Three Tips to Overcome Obstacles in Original OratoryAug 10, 2022
Whether it's the 2020 NSDA-China national champion, three 2021 NSDA-China national finalists, or three 2022 NSDA middle school national finalists (including the national champion), ModernBrain has a history of excellence in cultivating standout orators. While many of our coaches were oratory champs in their day, we refuse to write students' speeches for them; while it could lead to short-term success, it destroys the integrity of the category and doesn't develop long-term skills.
How, then, have we been able to engender such consistently excellent results? It's simple: innovation. We're always thinking outside the box and developing new exercises to help our orators refine their messages. Here are three tips we've found are useful across different age groups and experience levels.
#1: Challenge your contentions.
Most successful oratories follow the problem-cause-effect-solution structure. They decide on something that's wrong with society (their problem, or key concern), detail why the problem exists, explain the effects (or harms) of not addressing it, and then provide some solutions. There are two big problems with many of these speeches: first, their key concern might not seem important enough at face value to their judges relative to their competitors' topics; second, their solutions might not solve their causes. For instance, if competitor A chooses a speech concerned with why we're not civil enough, and competitor B makes their speech about why we oversimplify complex issues, which one is more important? And if competitor A suggests a reason we're not civil enough is because of political tribalism, do they sufficiently address political tribalism in their solutions?

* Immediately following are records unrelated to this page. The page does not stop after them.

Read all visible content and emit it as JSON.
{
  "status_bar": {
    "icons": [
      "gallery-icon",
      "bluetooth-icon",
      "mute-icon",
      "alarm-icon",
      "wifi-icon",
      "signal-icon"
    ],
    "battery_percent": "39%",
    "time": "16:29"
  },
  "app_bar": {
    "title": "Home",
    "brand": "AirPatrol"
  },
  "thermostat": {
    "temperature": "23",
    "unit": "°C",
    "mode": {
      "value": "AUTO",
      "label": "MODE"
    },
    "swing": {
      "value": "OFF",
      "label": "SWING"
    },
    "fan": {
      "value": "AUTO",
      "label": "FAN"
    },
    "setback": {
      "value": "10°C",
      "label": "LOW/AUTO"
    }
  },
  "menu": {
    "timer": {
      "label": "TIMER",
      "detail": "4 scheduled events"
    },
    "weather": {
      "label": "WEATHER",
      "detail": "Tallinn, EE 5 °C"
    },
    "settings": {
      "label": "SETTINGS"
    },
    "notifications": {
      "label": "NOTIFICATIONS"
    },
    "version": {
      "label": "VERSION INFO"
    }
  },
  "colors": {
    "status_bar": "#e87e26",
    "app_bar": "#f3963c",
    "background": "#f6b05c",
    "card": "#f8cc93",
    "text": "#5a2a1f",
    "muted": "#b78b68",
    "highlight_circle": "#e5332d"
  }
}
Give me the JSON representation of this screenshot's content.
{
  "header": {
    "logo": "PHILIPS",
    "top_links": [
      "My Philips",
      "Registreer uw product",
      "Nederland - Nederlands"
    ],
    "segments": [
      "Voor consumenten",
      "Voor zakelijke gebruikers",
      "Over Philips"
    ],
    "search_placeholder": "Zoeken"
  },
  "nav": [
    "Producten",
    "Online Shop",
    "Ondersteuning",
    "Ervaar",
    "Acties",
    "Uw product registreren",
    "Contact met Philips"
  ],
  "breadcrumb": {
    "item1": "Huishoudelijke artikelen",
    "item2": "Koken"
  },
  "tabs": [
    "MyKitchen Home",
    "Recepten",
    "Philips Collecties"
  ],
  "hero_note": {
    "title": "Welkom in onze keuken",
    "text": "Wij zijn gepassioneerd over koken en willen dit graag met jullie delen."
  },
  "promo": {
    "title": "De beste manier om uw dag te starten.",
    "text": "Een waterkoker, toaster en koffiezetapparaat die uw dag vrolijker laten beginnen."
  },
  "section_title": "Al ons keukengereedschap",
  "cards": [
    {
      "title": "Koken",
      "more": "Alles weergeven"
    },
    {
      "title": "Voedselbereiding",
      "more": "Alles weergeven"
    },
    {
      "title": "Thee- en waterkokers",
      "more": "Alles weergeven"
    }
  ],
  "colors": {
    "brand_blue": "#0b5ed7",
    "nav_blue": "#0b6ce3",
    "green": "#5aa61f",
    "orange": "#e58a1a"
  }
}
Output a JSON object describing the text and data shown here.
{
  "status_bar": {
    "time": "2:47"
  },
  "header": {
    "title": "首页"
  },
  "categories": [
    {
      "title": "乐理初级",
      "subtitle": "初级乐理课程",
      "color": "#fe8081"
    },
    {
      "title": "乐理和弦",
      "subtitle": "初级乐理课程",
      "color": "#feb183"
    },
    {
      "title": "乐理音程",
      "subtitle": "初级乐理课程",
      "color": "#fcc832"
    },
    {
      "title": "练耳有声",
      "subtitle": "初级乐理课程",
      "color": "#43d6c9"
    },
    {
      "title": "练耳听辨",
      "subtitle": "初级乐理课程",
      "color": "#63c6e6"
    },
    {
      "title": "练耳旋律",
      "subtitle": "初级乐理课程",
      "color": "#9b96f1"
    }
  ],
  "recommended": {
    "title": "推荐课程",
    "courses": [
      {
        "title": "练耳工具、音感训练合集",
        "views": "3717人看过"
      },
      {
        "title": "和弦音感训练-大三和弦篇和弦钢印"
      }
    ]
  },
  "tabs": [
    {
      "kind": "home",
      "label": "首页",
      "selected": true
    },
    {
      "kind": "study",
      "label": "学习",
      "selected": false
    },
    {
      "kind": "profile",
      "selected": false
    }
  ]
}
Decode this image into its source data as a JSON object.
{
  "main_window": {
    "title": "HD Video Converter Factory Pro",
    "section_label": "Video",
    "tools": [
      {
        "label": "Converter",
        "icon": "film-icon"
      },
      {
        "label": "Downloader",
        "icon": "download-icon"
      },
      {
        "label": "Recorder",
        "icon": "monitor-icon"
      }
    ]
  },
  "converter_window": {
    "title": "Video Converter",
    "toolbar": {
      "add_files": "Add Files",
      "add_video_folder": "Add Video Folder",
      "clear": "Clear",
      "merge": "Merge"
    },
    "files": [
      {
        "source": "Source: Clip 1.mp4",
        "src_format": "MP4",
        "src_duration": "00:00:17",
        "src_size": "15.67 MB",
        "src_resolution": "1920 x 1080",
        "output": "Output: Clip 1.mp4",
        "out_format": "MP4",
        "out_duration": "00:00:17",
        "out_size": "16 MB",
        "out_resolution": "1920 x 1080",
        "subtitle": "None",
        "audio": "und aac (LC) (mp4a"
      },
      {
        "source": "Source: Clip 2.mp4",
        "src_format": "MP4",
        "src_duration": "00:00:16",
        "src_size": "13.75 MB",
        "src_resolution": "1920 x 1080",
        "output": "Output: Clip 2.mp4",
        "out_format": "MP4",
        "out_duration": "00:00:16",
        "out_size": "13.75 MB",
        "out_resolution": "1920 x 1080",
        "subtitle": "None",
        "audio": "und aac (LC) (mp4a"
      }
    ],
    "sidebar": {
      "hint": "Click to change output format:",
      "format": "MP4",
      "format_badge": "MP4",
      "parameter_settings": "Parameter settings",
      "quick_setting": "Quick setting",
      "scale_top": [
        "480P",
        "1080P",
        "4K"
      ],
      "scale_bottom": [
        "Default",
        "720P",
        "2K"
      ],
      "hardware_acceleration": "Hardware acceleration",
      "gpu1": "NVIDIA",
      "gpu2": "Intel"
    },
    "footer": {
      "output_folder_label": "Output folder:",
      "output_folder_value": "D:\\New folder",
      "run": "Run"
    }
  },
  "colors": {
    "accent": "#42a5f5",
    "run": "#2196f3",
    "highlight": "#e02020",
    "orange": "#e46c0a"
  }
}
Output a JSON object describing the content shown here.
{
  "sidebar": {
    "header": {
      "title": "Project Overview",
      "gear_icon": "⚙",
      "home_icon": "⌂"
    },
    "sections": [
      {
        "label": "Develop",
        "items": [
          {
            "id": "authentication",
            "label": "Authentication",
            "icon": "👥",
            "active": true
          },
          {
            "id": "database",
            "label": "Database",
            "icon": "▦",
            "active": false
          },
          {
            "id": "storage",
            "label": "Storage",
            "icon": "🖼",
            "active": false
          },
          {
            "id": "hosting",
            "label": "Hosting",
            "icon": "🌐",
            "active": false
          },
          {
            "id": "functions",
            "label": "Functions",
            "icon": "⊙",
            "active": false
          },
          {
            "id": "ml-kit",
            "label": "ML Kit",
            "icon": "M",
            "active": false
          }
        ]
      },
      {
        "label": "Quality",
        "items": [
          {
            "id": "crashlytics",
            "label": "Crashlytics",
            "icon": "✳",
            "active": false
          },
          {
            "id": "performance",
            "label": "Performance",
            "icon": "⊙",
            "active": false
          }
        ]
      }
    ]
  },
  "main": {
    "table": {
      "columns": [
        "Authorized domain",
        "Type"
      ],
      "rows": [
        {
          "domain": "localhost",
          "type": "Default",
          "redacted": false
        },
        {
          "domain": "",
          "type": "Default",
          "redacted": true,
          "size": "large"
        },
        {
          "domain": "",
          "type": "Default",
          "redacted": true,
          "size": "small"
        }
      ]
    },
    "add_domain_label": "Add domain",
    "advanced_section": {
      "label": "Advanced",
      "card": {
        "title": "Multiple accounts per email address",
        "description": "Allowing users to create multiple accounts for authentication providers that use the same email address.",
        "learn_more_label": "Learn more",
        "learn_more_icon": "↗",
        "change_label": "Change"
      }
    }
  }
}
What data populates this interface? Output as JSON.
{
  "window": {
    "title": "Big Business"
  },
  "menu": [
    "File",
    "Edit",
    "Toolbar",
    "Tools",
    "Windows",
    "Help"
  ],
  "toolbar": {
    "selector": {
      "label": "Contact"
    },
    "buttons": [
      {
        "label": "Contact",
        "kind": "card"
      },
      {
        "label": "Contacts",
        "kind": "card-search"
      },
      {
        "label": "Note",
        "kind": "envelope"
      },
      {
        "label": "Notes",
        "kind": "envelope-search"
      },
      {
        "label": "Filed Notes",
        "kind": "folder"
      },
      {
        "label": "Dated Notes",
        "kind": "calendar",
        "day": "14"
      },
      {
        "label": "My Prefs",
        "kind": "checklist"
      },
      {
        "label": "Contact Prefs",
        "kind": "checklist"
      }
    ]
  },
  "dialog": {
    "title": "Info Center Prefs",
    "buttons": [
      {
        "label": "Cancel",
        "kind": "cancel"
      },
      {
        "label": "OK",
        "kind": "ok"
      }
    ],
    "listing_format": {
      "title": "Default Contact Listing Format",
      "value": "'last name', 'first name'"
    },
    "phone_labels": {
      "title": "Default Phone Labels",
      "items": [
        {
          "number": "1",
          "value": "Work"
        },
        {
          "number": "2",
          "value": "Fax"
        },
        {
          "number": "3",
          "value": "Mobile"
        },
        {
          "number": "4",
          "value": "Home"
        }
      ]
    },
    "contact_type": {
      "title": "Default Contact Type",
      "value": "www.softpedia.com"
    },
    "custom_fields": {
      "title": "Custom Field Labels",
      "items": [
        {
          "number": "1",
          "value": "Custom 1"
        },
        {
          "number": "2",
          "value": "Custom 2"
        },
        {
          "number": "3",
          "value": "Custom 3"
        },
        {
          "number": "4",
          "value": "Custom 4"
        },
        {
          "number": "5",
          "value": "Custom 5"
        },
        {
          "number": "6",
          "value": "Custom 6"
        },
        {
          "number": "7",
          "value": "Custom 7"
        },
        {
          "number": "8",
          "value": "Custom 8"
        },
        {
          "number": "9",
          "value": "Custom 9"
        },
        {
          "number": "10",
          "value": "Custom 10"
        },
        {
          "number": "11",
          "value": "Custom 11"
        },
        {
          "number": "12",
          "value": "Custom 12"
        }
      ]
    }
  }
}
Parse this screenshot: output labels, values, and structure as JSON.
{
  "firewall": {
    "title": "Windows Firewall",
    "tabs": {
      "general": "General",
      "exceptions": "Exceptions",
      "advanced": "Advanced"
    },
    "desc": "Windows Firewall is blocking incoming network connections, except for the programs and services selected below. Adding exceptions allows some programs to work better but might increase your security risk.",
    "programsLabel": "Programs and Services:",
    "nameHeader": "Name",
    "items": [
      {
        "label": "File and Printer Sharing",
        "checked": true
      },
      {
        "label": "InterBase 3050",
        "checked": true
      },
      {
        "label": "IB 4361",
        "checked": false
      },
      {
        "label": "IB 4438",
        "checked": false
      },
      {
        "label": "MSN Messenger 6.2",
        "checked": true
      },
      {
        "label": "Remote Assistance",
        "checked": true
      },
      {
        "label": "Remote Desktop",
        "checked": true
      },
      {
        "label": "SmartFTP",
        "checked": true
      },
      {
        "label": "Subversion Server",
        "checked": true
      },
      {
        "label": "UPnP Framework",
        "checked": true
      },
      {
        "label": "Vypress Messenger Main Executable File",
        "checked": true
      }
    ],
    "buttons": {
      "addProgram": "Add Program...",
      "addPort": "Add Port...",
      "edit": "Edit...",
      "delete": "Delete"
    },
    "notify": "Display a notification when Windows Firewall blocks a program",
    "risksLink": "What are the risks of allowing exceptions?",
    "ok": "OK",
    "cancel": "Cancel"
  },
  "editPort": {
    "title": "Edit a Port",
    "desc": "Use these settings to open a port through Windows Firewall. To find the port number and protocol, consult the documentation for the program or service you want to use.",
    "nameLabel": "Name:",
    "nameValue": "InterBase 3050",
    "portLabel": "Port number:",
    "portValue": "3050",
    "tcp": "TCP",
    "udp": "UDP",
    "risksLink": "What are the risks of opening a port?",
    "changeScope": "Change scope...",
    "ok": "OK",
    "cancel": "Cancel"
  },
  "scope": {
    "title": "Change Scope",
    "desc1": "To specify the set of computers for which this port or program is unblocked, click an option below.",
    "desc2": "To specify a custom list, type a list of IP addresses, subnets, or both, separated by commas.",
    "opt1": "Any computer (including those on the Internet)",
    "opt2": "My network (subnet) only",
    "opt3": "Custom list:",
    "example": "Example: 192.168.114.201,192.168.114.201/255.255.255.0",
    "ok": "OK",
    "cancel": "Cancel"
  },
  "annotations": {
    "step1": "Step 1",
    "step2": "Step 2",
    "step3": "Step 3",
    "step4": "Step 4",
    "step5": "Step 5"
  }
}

To resolve this, we have competitors challenge their topic and contentions in the SPAR (spontaneous argumentation) format. They must affirm the idea that their topic is the most pressing social issue to tackle (for example, "Resolved: our lack of civility is the most pressing social issue to fix"). Their coach or their classmates negate the topic and challenge the solvency claims made by the affirmative (the topic's proponent). This way, speakers can think of a wider range of examples and broaden their analysis to hold up to scrutiny.
TIP #2: Transform your tones.
There's a simple way of describing an oratory's five-part tonal arc: fun, smart, intense, inspirational, and proud. The competitor grabs the audience's attention in the introduction (fun), astounds the crowd with clever analysis in the causes (smart), pulls on their heartstrings and persuades them of their topic's urgency in the effects (intense), convinces them to change things (inspirational), and concludes in a satisfactory, powerful way (proud).
Some competitors struggle with this idea in practice, even when they understand it in the abstract. That's why we use fun drills to help them switch it up. For example, they might be asked to seem "intense" during the introduction (even the sentences that are written in comedy in mind) and "proud" during the effects section (even the parts that are tragic and written to be "intense"). This exercise helps students differentiate their delivery between the sections.
TIP #3: Warp your wording.
It's easy to get bored with your oratory partway through the season. That's why we play the synonym game: students are asked to deliver their memorized oratory, sentence by sentence, but are not allowed to repeat any of the unique words in a given sentence. For example, "That's why we can't support cruelty" could be changed to "There's a reason brutality cannot be tolerated." The speaker should record themselves as they spontaneously rephrase their speeches; in some instances, the restated sentences might be better than their originals.
Additionally, speakers should find one "flexible" part of their speeches (typically, one of their "effects"). The section should be updated based on major news stories that connect to their topic area. For example, a national finalist we worked with had a section of their speech that began as a reference to the January 6th riots and became a connection to social media reactions to Russia's invasion of Ukraine.
If you follow these tips, you'll get over both writer's block and performance paralysis. To learn about how to best apply these techniques and more, sign up for a Zoom meeting using the link below!